• [THE TASK] Wherever the word "representation" appears in a line of the records, copy that line.

• [SUPPLIED DATA]
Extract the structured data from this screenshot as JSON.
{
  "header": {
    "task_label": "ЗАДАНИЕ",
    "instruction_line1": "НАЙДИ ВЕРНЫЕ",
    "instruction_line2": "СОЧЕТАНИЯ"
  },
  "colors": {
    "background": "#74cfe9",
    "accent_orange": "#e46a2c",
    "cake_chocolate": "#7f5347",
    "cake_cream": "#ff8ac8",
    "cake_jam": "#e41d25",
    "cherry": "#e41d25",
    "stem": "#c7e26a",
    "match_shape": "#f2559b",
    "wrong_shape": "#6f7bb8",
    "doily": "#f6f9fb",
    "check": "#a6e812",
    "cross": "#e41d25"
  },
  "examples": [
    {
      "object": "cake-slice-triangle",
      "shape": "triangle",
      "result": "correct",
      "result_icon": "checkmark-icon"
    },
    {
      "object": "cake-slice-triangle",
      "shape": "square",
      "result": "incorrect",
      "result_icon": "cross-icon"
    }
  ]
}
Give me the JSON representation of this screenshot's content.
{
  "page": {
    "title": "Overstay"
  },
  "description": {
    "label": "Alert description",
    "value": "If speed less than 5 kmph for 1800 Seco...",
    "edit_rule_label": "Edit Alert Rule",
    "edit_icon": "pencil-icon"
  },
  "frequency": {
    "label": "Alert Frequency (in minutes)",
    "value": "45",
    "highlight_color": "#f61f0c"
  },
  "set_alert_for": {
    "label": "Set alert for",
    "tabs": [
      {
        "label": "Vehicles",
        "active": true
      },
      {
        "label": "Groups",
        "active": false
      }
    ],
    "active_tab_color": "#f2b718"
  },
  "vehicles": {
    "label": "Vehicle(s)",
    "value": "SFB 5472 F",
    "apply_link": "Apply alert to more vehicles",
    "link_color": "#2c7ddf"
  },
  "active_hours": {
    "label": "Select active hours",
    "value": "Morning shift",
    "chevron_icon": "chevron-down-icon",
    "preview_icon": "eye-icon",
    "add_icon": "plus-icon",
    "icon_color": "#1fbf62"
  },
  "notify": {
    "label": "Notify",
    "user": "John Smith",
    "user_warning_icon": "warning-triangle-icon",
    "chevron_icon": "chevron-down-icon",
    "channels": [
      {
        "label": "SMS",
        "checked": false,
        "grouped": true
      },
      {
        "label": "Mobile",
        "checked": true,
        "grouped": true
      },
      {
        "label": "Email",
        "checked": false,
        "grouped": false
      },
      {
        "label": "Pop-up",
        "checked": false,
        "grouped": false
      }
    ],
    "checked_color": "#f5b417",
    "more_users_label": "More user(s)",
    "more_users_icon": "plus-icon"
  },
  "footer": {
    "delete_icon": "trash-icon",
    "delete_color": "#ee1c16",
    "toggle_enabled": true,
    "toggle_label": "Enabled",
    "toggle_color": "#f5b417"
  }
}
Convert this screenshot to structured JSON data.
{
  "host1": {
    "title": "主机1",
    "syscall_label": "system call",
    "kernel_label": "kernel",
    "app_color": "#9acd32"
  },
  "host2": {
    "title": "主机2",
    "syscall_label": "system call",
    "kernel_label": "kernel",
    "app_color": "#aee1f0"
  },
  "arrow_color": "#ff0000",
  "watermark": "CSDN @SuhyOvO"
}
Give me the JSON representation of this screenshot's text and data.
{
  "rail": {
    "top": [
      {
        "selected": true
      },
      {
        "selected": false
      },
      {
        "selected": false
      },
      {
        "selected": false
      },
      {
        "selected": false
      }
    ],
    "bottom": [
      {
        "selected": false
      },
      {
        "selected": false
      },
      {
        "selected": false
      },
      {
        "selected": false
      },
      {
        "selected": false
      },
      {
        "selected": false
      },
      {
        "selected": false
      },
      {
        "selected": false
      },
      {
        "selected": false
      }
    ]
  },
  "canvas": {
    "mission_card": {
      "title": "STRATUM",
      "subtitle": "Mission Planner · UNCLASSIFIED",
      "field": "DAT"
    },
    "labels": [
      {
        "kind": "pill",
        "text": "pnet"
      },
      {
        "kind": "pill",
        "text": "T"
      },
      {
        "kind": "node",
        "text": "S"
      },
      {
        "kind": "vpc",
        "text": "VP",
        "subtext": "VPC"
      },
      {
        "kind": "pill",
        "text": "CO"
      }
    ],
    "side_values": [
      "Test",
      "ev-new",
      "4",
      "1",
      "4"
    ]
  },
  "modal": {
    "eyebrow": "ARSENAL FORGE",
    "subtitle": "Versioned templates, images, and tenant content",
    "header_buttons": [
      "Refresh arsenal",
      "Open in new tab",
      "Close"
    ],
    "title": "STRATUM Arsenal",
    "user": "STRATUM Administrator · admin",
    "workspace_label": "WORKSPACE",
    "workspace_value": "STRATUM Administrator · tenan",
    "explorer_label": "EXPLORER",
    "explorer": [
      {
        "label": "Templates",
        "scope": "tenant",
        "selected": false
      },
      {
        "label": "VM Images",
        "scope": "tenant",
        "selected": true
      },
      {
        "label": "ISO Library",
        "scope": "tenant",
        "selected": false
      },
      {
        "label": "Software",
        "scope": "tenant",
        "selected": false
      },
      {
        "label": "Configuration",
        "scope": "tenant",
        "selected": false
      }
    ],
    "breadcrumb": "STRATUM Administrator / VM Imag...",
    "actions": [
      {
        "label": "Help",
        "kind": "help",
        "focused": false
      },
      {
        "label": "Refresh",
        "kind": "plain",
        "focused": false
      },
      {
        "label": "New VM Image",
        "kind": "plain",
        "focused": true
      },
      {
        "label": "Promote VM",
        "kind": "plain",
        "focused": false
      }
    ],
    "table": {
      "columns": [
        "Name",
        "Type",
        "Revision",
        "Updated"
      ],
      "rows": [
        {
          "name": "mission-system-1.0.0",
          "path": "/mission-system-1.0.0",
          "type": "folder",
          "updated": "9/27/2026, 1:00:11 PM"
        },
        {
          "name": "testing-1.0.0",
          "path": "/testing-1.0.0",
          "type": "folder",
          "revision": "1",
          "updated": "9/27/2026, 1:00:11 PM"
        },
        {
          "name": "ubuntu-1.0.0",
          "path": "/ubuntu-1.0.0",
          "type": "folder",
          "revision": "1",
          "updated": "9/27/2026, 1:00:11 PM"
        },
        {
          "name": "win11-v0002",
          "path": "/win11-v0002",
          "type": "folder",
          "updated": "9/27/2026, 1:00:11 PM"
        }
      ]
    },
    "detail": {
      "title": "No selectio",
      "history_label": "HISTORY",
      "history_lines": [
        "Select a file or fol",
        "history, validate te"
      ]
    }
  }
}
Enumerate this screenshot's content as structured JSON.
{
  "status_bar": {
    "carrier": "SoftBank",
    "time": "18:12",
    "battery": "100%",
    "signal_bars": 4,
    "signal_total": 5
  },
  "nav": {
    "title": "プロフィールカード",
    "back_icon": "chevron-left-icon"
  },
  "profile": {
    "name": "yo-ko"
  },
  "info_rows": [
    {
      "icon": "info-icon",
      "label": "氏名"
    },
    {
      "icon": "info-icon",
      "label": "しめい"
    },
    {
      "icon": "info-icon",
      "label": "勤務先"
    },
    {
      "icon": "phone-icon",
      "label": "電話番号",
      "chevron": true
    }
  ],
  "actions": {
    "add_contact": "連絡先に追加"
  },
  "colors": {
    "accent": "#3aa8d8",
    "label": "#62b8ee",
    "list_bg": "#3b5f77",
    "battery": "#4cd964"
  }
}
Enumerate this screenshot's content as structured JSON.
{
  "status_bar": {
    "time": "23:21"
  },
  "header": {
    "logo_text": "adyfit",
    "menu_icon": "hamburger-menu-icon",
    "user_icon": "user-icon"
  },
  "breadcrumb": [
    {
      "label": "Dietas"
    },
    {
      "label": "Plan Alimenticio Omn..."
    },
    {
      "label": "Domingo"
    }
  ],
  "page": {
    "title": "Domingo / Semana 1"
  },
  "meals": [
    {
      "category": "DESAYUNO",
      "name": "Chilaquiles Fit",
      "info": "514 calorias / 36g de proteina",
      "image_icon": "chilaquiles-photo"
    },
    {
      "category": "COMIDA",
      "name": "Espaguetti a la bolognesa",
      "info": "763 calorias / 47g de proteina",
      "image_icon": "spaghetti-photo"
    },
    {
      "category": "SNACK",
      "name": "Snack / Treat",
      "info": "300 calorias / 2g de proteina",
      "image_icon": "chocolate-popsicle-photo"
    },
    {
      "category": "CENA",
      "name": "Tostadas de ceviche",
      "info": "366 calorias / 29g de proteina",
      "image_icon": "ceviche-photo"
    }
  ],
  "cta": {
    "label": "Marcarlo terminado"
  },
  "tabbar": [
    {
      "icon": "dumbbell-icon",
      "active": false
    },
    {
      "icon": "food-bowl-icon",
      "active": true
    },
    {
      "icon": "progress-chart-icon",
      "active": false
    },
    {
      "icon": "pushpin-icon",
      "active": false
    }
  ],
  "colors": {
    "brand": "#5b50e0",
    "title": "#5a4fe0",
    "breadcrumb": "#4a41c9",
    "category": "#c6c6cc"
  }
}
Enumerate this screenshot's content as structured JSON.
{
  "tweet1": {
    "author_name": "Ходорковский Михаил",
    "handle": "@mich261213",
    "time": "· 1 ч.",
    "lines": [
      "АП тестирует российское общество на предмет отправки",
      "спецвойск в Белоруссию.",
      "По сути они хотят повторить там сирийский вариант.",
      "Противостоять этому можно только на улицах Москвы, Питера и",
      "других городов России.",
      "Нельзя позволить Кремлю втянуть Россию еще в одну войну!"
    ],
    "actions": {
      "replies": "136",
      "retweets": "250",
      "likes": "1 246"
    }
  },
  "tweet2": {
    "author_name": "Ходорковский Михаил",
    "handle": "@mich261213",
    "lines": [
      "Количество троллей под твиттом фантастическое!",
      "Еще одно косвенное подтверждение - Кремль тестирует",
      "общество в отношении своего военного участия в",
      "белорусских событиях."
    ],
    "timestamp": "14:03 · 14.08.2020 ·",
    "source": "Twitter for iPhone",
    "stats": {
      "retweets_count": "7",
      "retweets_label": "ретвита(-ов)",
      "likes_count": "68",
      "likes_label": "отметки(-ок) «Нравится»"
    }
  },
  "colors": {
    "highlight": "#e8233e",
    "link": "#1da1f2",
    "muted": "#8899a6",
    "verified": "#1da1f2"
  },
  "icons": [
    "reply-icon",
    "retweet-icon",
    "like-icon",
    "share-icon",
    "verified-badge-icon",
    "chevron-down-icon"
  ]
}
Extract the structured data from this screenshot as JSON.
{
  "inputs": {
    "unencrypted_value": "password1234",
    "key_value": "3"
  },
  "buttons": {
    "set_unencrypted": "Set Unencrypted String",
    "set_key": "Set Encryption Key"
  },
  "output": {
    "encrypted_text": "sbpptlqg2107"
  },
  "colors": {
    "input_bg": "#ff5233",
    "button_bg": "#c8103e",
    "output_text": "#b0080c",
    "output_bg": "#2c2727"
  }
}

• [SOLUTION FOR THIS PROBLEM]
Give me the JSON representation of this screenshot's content.
Give me the JSON representation of this screenshot's text and data.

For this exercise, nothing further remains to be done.